-- RECORDS SUPPLIED follows --
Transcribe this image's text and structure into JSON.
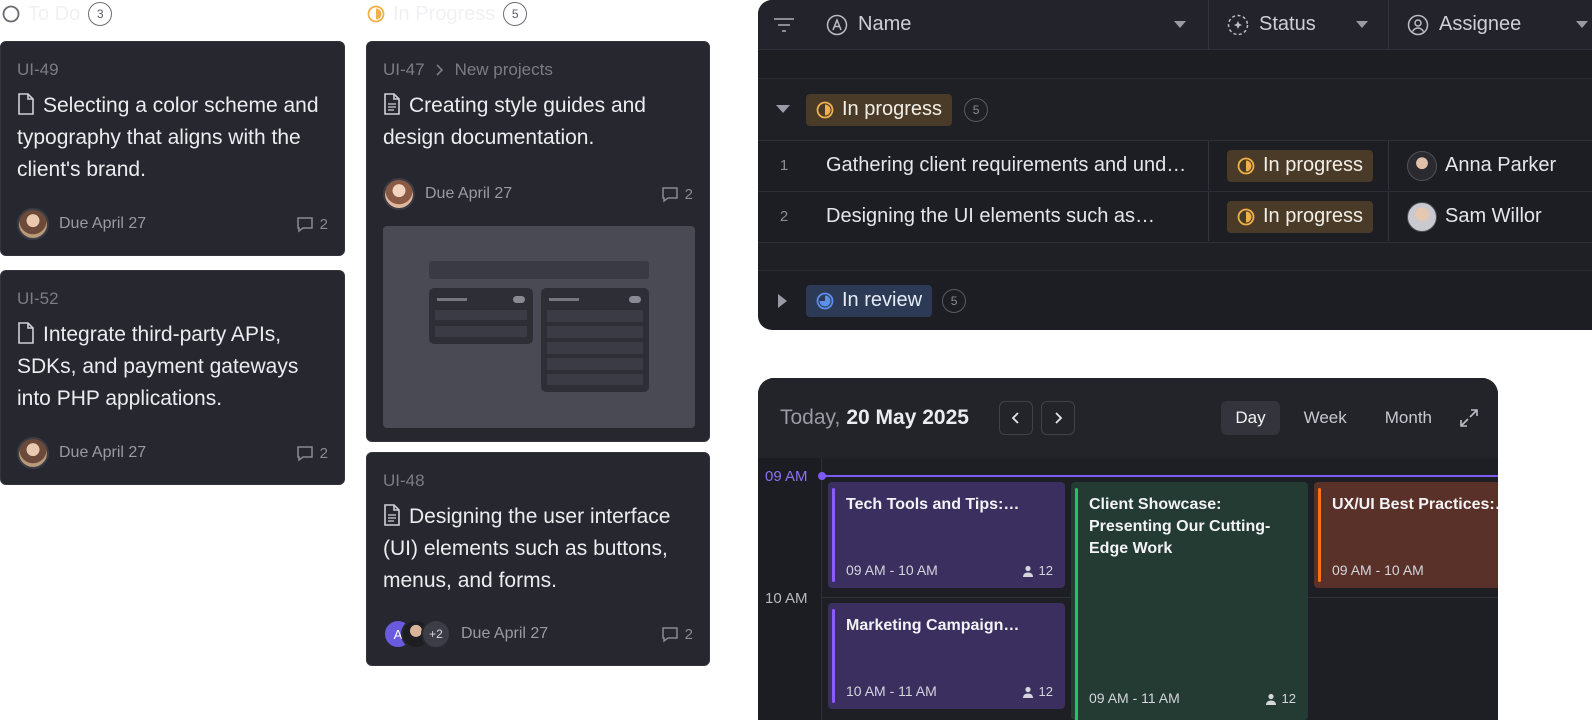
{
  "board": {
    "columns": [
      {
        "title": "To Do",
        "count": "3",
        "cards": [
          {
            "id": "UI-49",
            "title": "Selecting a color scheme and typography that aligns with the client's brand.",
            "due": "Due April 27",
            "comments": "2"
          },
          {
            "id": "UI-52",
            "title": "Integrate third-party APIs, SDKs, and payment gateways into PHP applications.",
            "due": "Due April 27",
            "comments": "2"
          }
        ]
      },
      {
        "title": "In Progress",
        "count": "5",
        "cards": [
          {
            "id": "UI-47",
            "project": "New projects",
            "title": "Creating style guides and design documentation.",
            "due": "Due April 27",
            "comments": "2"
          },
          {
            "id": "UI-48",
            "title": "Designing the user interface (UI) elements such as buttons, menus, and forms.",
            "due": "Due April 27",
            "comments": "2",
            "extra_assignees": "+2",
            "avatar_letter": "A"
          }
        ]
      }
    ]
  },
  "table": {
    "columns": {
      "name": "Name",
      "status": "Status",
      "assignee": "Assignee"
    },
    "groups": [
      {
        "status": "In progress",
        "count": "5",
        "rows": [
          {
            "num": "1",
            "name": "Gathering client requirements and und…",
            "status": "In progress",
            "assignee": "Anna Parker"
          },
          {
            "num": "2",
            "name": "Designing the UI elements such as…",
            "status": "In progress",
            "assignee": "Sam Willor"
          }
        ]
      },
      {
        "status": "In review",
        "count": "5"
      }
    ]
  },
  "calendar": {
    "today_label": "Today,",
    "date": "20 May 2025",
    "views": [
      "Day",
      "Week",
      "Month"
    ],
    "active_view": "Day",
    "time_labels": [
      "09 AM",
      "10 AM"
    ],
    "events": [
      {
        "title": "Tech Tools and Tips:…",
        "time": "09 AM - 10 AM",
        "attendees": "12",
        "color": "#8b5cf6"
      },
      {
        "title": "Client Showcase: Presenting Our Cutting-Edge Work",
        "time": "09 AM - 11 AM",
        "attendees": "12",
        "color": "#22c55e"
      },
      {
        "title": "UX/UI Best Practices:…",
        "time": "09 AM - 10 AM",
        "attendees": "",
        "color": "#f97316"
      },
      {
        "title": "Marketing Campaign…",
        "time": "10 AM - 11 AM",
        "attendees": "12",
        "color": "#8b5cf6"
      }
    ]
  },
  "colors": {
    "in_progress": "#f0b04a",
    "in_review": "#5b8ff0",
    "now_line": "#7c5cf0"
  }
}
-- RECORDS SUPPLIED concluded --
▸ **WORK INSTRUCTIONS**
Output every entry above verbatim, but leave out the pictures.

▸ **ANSWER SECTION**
Transcribe this image's text and structure into JSON.
{
  "board": {
    "columns": [
      {
        "title": "To Do",
        "count": "3",
        "cards": [
          {
            "id": "UI-49",
            "title": "Selecting a color scheme and typography that aligns with the client's brand.",
            "due": "Due April 27",
            "comments": "2"
          },
          {
            "id": "UI-52",
            "title": "Integrate third-party APIs, SDKs, and payment gateways into PHP applications.",
            "due": "Due April 27",
            "comments": "2"
          }
        ]
      },
      {
        "title": "In Progress",
        "count": "5",
        "cards": [
          {
            "id": "UI-47",
            "project": "New projects",
            "title": "Creating style guides and design documentation.",
            "due": "Due April 27",
            "comments": "2"
          },
          {
            "id": "UI-48",
            "title": "Designing the user interface (UI) elements such as buttons, menus, and forms.",
            "due": "Due April 27",
            "comments": "2",
            "extra_assignees": "+2",
            "avatar_letter": "A"
          }
        ]
      }
    ]
  },
  "table": {
    "columns": {
      "name": "Name",
      "status": "Status",
      "assignee": "Assignee"
    },
    "groups": [
      {
        "status": "In progress",
        "count": "5",
        "rows": [
          {
            "num": "1",
            "name": "Gathering client requirements and und…",
            "status": "In progress",
            "assignee": "Anna Parker"
          },
          {
            "num": "2",
            "name": "Designing the UI elements such as…",
            "status": "In progress",
            "assignee": "Sam Willor"
          }
        ]
      },
      {
        "status": "In review",
        "count": "5"
      }
    ]
  },
  "calendar": {
    "today_label": "Today,",
    "date": "20 May 2025",
    "views": [
      "Day",
      "Week",
      "Month"
    ],
    "active_view": "Day",
    "time_labels": [
      "09 AM",
      "10 AM"
    ],
    "events": [
      {
        "title": "Tech Tools and Tips:…",
        "time": "09 AM - 10 AM",
        "attendees": "12",
        "color": "#8b5cf6"
      },
      {
        "title": "Client Showcase: Presenting Our Cutting-Edge Work",
        "time": "09 AM - 11 AM",
        "attendees": "12",
        "color": "#22c55e"
      },
      {
        "title": "UX/UI Best Practices:…",
        "time": "09 AM - 10 AM",
        "attendees": "",
        "color": "#f97316"
      },
      {
        "title": "Marketing Campaign…",
        "time": "10 AM - 11 AM",
        "attendees": "12",
        "color": "#8b5cf6"
      }
    ]
  },
  "colors": {
    "in_progress": "#f0b04a",
    "in_review": "#5b8ff0",
    "now_line": "#7c5cf0"
  }
}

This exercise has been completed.